On Friday night, we stopped by Town Hall in New York City to hear a few stories. The Moth, a not-for-profit storytelling organization was opening its 17th season with stories from Simon Doonan, Eve Plumb, and others, and the house was packed. Adam Gopnik of The New Yorker hosted — he also wrote the preface to The Moth's just-published first print story collection, which guests were eagerly snapping up at the event. Aside from one awkward reference to the event's sponsor, Maker's Mark, the night's performances were just polished enough to be both believable and enjoyable.
Simon Doonan, creative ambassador at Barney's and talking head at VH1, got the crowd going with the tale of how once upon a time, he was asked to audition for the role of "gay fashionista" in The Devil Wears Prada. He confessed that when he first heard about the book, he felt he'd "rather have sex with a dead relative" than read it. But, of course, the promise of fame (and acting alongside Meryl Streep) convinced him that the book might not be so bad after all. His movie dreams didn't quite work out, but he has a great Anna Wintour impression all the same.
The real standout performance of the night, though, came from playwright Kemp Powers. He talked about raising a son who's not like him — his performance actually made us laugh and well up with tears at various points. Powers has a different, even more gripping story in the print collection, about the time he accidentally shot his best friend when he was 14.
The collection includes 49 other stories, like Malcolm Gladwell's tale of a wedding toast gone wrong, and poker champ Annie Duke's recollection of her two-million-dollar hand. Most of the stories don't come from big names, but that doesn't make them any less compelling.
As of Friday, over 10,000 stories had been performed through The Moth, which the poet and novelist George Dawes Green started in an attempt to recreate the Southern storytelling culture of his youth. The organization started on a porch in Georgia, moved to the East Village — and gradually achieved the cult status it enjoys today.

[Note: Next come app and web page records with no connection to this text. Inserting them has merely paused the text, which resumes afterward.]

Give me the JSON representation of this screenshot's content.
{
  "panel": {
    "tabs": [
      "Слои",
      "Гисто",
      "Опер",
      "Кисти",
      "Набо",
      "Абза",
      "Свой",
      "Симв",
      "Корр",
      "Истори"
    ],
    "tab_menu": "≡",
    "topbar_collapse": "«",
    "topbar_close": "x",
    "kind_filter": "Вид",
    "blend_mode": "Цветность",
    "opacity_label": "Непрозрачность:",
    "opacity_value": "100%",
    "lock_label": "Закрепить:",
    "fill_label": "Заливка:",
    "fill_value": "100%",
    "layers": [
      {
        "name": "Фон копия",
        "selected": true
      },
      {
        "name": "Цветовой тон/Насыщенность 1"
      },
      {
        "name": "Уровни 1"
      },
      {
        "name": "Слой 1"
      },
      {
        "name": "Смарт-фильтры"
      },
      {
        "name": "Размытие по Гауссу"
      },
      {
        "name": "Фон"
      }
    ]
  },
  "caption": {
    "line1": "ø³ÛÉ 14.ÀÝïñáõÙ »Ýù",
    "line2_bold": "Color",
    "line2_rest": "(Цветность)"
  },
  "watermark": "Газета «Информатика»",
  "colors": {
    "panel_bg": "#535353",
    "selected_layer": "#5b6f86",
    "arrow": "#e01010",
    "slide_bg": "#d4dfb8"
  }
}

Gopnik writes in the preface to the collection, "of all the alchemies of human connection — sex and childbirth and marriage and friendship — the strangest is this: You can stand up and tell a story that is made entirely, embarrassingly, of 'I's,' and a listening audience somehow turns each 'I' into a 'me.'" He's right. The Moth invites you to listen (or read) as much as it invites you to think about or share your own experiences.
And at the very least, if you pick up the collection, you can learn why Darryl "DMC" McDaniels of Run-DMC thinks Sarah McLachlan's song "Angel" saved his life. That's in there, along with much more.
This article is from the archive of our partner The Wire.
We want to hear what you think about this article. Submit a letter to the editor or write to email@example.com.